• INPUT FOR THIS TASK:

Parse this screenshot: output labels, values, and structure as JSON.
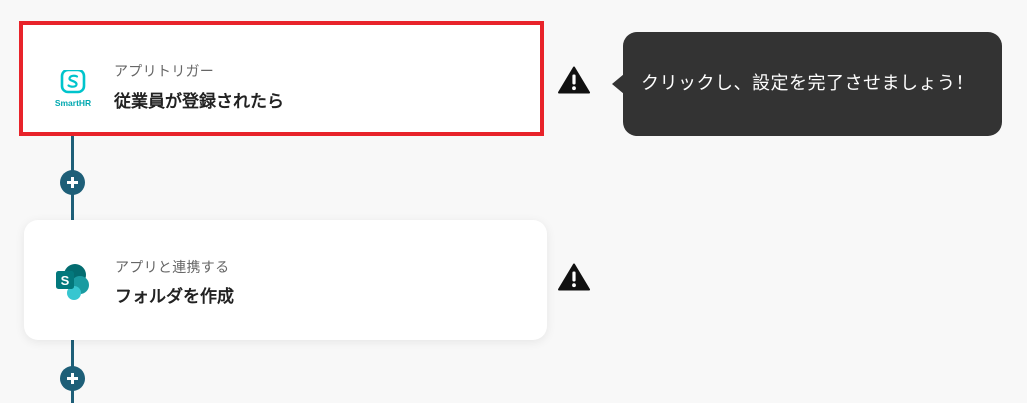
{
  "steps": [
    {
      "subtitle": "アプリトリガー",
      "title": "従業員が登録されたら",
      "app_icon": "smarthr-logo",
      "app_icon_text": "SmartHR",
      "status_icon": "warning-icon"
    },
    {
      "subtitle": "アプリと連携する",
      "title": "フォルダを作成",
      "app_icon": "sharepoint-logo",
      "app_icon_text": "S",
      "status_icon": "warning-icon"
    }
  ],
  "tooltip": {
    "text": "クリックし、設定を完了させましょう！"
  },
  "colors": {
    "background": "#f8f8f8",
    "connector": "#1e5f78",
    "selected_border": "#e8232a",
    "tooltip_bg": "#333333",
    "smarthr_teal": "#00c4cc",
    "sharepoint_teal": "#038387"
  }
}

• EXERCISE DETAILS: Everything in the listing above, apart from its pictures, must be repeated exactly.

• YOUR RESPONSE:
Parse this screenshot: output labels, values, and structure as JSON.
{
  "steps": [
    {
      "subtitle": "アプリトリガー",
      "title": "従業員が登録されたら",
      "app_icon": "smarthr-logo",
      "app_icon_text": "SmartHR",
      "status_icon": "warning-icon"
    },
    {
      "subtitle": "アプリと連携する",
      "title": "フォルダを作成",
      "app_icon": "sharepoint-logo",
      "app_icon_text": "S",
      "status_icon": "warning-icon"
    }
  ],
  "tooltip": {
    "text": "クリックし、設定を完了させましょう！"
  },
  "colors": {
    "background": "#f8f8f8",
    "connector": "#1e5f78",
    "selected_border": "#e8232a",
    "tooltip_bg": "#333333",
    "smarthr_teal": "#00c4cc",
    "sharepoint_teal": "#038387"
  }
}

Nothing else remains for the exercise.